  • Great Lakes Competition Rewards Environmental Stewardship

    The Great Lakes Basin Water Utility Energy Challenge has announced five winners in its inaugural competition among water utilities to reduce emissions associated with energy generation to support their plant operations. The 2018 winners included a variety of utilities ranging from small-town to large-metropolitan-area systems, competing in five major areas:

  • Is There A Cure For Wastewater’s Summertime Blues?

    As we approach the hottest months of the year, wastewater treatment plant (WWTP) operators face a range of challenges arising from elevated summer temperatures.

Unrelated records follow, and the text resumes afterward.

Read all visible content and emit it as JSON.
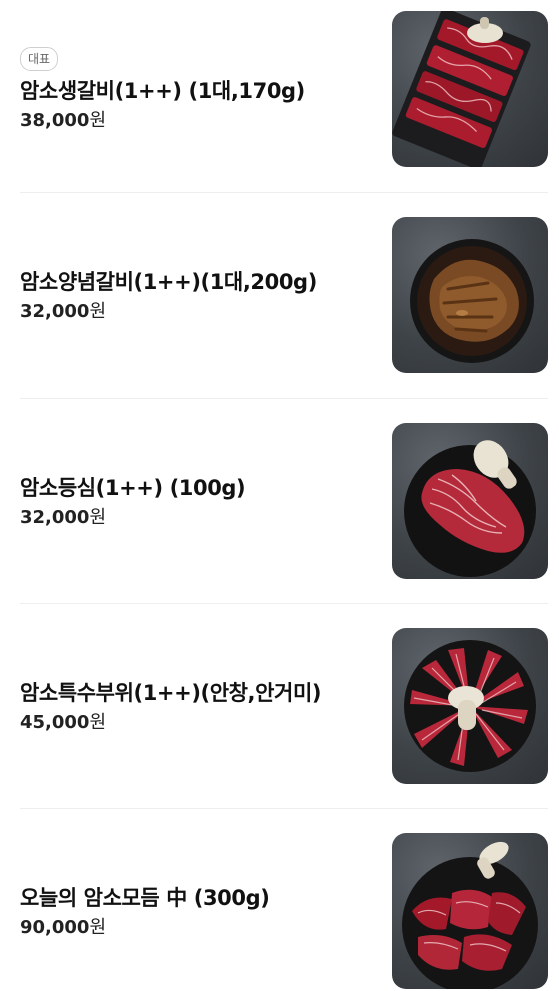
{
  "menu": {
    "items": [
      {
        "badge": "대표",
        "name": "암소생갈비(1++) (1대,170g)",
        "price": "38,000",
        "currency": "원",
        "image": "raw-galbi-photo"
      },
      {
        "badge": "",
        "name": "암소양념갈비(1++)(1대,200g)",
        "price": "32,000",
        "currency": "원",
        "image": "marinated-galbi-photo"
      },
      {
        "badge": "",
        "name": "암소등심(1++) (100g)",
        "price": "32,000",
        "currency": "원",
        "image": "sirloin-photo"
      },
      {
        "badge": "",
        "name": "암소특수부위(1++)(안창,안거미)",
        "price": "45,000",
        "currency": "원",
        "image": "special-cuts-photo"
      },
      {
        "badge": "",
        "name": "오늘의 암소모듬 中 (300g)",
        "price": "90,000",
        "currency": "원",
        "image": "assorted-platter-photo"
      }
    ]
  }
}
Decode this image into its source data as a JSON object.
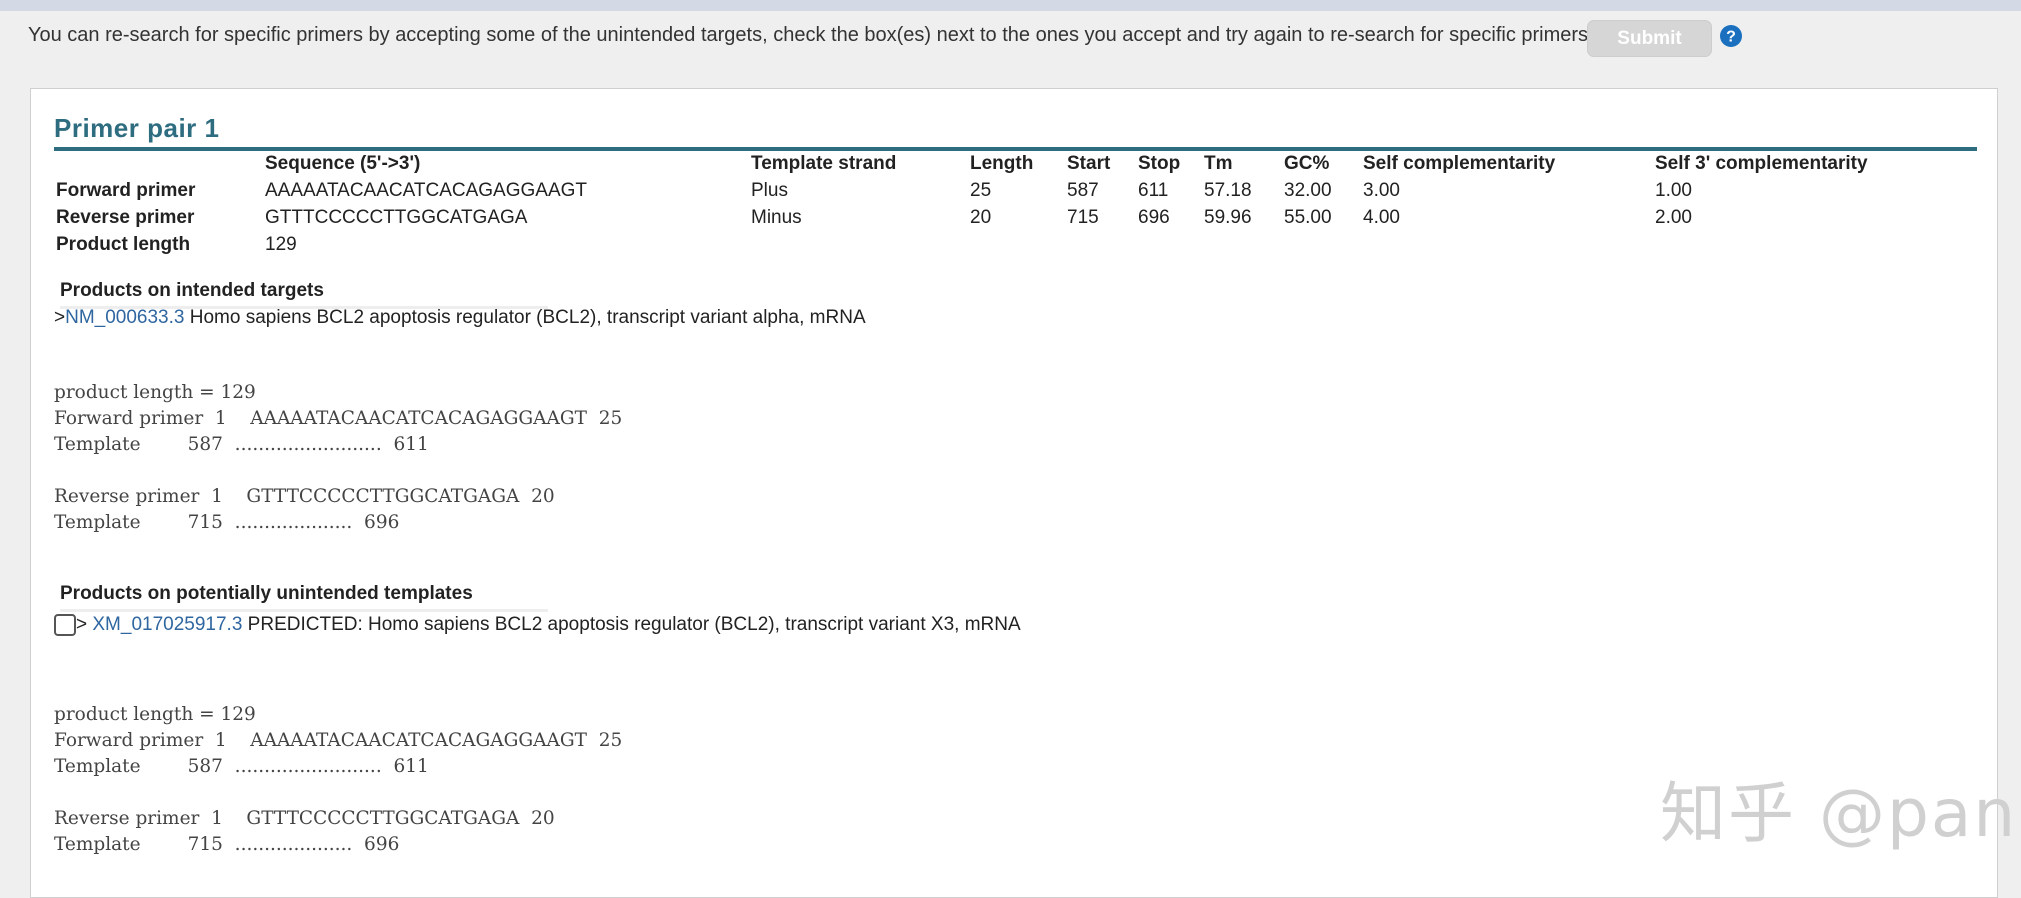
{
  "instruction_text": "You can re-search for specific primers by accepting some of the unintended targets, check the box(es) next to the ones you accept and try again to re-search for specific primers",
  "submit_label": "Submit",
  "primer_pair_title": "Primer pair 1",
  "primer_table": {
    "headers": {
      "sequence": "Sequence (5'->3')",
      "strand": "Template strand",
      "length": "Length",
      "start": "Start",
      "stop": "Stop",
      "tm": "Tm",
      "gc": "GC%",
      "self_comp": "Self complementarity",
      "self3_comp": "Self 3' complementarity"
    },
    "forward": {
      "label": "Forward primer",
      "sequence": "AAAAATACAACATCACAGAGGAAGT",
      "strand": "Plus",
      "length": "25",
      "start": "587",
      "stop": "611",
      "tm": "57.18",
      "gc": "32.00",
      "self_comp": "3.00",
      "self3_comp": "1.00"
    },
    "reverse": {
      "label": "Reverse primer",
      "sequence": "GTTTCCCCCTTGGCATGAGA",
      "strand": "Minus",
      "length": "20",
      "start": "715",
      "stop": "696",
      "tm": "59.96",
      "gc": "55.00",
      "self_comp": "4.00",
      "self3_comp": "2.00"
    },
    "product": {
      "label": "Product length",
      "value": "129"
    }
  },
  "intended": {
    "heading": "Products on intended targets",
    "prefix": ">",
    "accession": "NM_000633.3",
    "description": " Homo sapiens BCL2 apoptosis regulator (BCL2), transcript variant alpha, mRNA",
    "alignment": "product length = 129\nForward primer  1    AAAAATACAACATCACAGAGGAAGT  25\nTemplate        587  .........................  611\n\nReverse primer  1    GTTTCCCCCTTGGCATGAGA  20\nTemplate        715  ....................  696"
  },
  "unintended": {
    "heading": "Products on potentially unintended templates",
    "prefix": "> ",
    "accession": "XM_017025917.3",
    "description": " PREDICTED: Homo sapiens BCL2 apoptosis regulator (BCL2), transcript variant X3, mRNA",
    "alignment": "product length = 129\nForward primer  1    AAAAATACAACATCACAGAGGAAGT  25\nTemplate        587  .........................  611\n\nReverse primer  1    GTTTCCCCCTTGGCATGAGA  20\nTemplate        715  ....................  696"
  },
  "watermark": "知乎 @pan",
  "colors": {
    "title": "#2e6c80",
    "link": "#2f66a0",
    "help_icon": "#1a6fbf",
    "submit_disabled": "#d6d6d6"
  }
}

With all due respect to Eddie Cochran, this article outlines some of the cures — or at least preventive steps and countermeasures — for wastewater treatment’s “summertime blues.”

  • Play It Again, Sam: Potable Water Reuse Striking New Chords

    The phrase “Necessity is the mother of invention” has been definitively traced back to early 16th century England, and even attributed to Plato in the Latin form, “Mater artium necessitas.” In today’s world of water, necessity is also becoming a major factor in rising interest regarding potable water reuse. This is especially true in areas where changes in climate or usage demands have stressed traditional sources of supply, as evidenced by increasing numbers of applications worldwide. For those who work in a water-stressed environment, this article can provide added perspective on specific points of opportunity — and points of caution.

  • Mapping A New Future For Water Main Break Prediction

    Every water distribution utility has a strategy for infrastructure asset management and repair — from simply reacting to breaks, to scheduling main replacements based on system-specific history, to prioritizing infrastructure repairs based on mathematical calculations of risks and consequences.

  • West Coast WTPs: Beware Of Intruders On Your Doorstep

    As if they don’t already face enough challenges, water treatment plants (WTPs) in the western U.S. have yet another potential problem lurking in their source water waiting to blossom when they least expect it. This specific problem comes in the form of two invasive species: quagga mussels and zebra mussels.